### Problem description
Working through the entries below, find how many lines include the string "kind"; give only that number.

##### Records provided

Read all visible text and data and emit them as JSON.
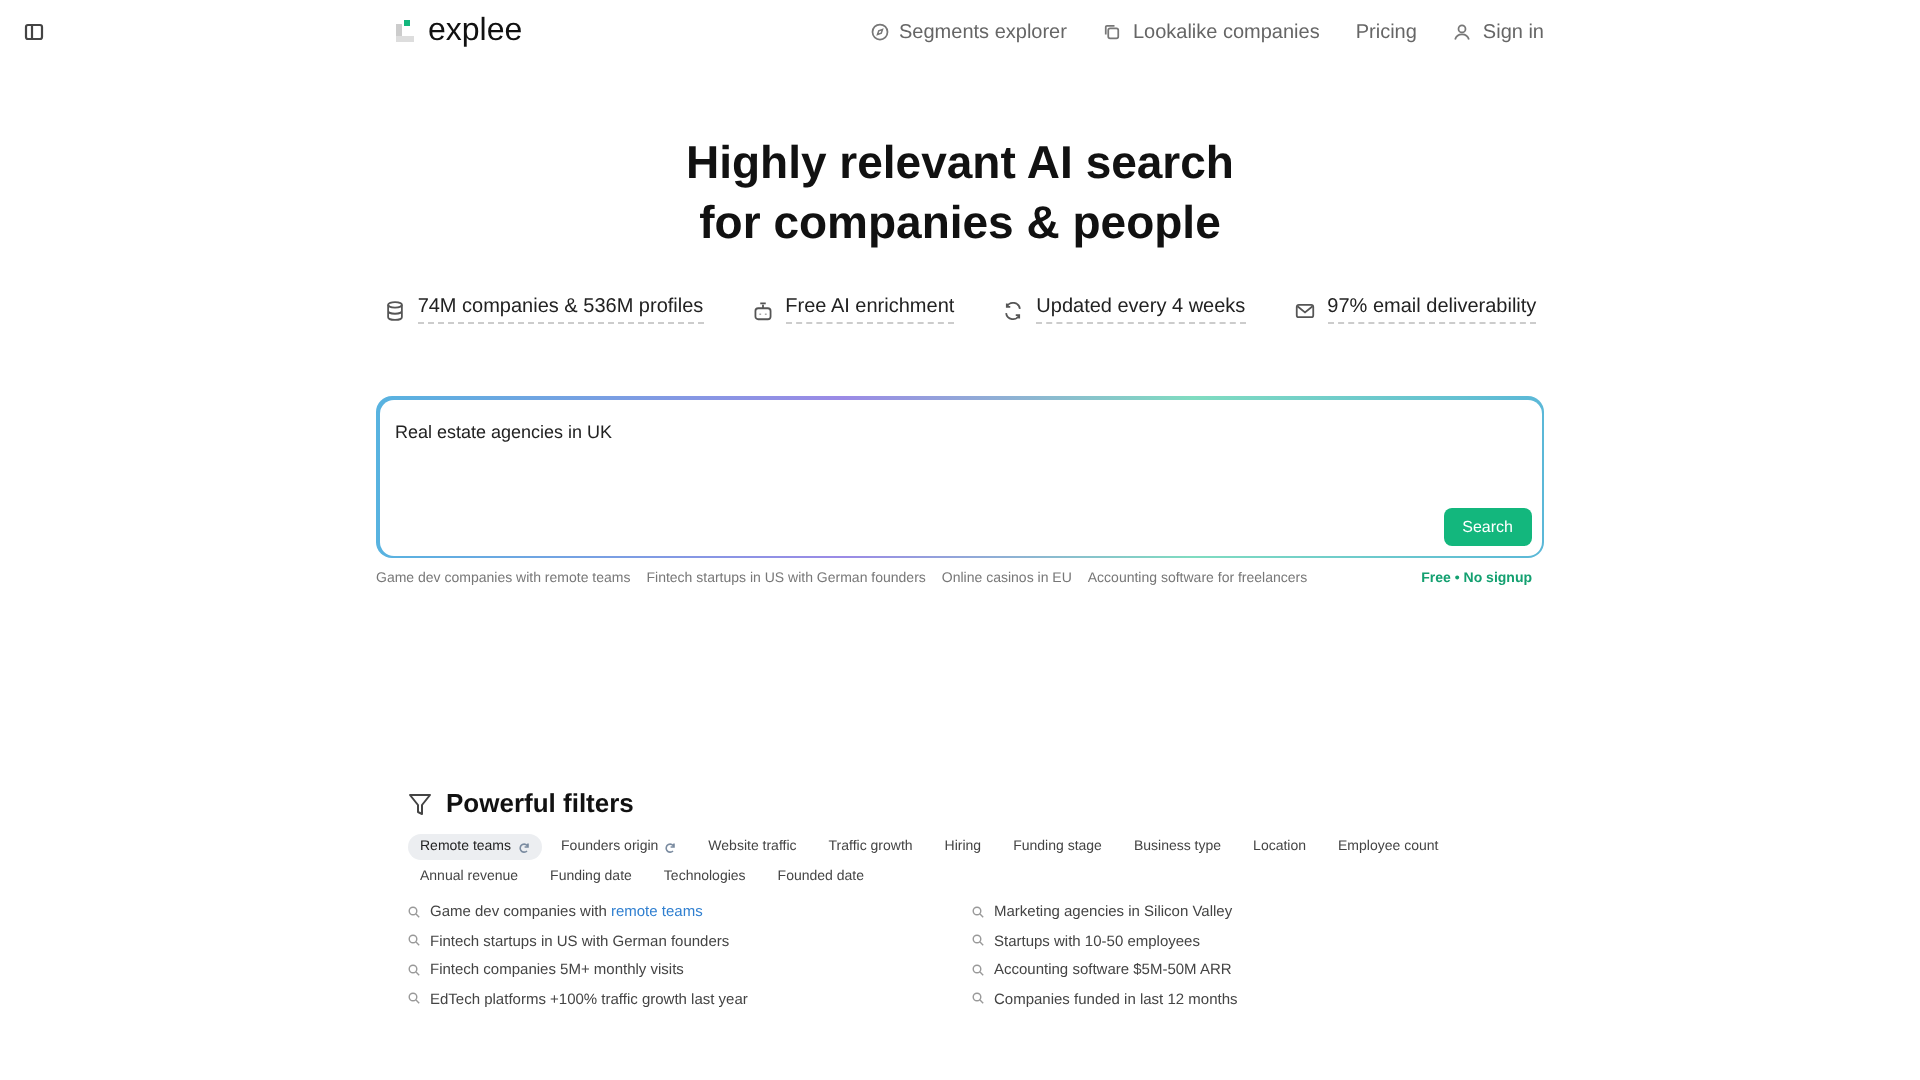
{
  "header": {
    "logo": "explee",
    "nav": [
      {
        "kind": "segments",
        "label": "Segments explorer"
      },
      {
        "kind": "lookalike",
        "label": "Lookalike companies"
      },
      {
        "kind": "plain",
        "label": "Pricing"
      },
      {
        "kind": "user",
        "label": "Sign in"
      }
    ]
  },
  "hero": {
    "title_lines": [
      "Highly relevant AI search",
      "for companies & people"
    ]
  },
  "features": [
    {
      "kind": "database",
      "label": "74M companies & 536M profiles"
    },
    {
      "kind": "robot",
      "label": "Free AI enrichment"
    },
    {
      "kind": "refresh",
      "label": "Updated every 4 weeks"
    },
    {
      "kind": "mail",
      "label": "97% email deliverability"
    }
  ],
  "search": {
    "value": "Real estate agencies in UK",
    "button": "Search"
  },
  "suggestions": [
    "Game dev companies with remote teams",
    "Fintech startups in US with German founders",
    "Online casinos in EU",
    "Accounting software for freelancers"
  ],
  "free_note": "Free • No signup",
  "filters": {
    "title": "Powerful filters",
    "chips": [
      {
        "label": "Remote teams",
        "selected": true,
        "new": true
      },
      {
        "label": "Founders origin",
        "selected": false,
        "new": true
      },
      {
        "label": "Website traffic",
        "selected": false,
        "new": false
      },
      {
        "label": "Traffic growth",
        "selected": false,
        "new": false
      },
      {
        "label": "Hiring",
        "selected": false,
        "new": false
      },
      {
        "label": "Funding stage",
        "selected": false,
        "new": false
      },
      {
        "label": "Business type",
        "selected": false,
        "new": false
      },
      {
        "label": "Location",
        "selected": false,
        "new": false
      },
      {
        "label": "Employee count",
        "selected": false,
        "new": false
      },
      {
        "label": "Annual revenue",
        "selected": false,
        "new": false
      },
      {
        "label": "Funding date",
        "selected": false,
        "new": false
      },
      {
        "label": "Technologies",
        "selected": false,
        "new": false
      },
      {
        "label": "Founded date",
        "selected": false,
        "new": false
      }
    ],
    "examples": [
      "Game dev companies with **remote teams**",
      "Marketing agencies in Silicon Valley",
      "Fintech startups in US with German founders",
      "Startups with 10-50 employees",
      "Fintech companies 5M+ monthly visits",
      "Accounting software $5M-50M ARR",
      "EdTech platforms +100% traffic growth last year",
      "Companies funded in last 12 months"
    ]
  }
}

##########

### Solved problem
8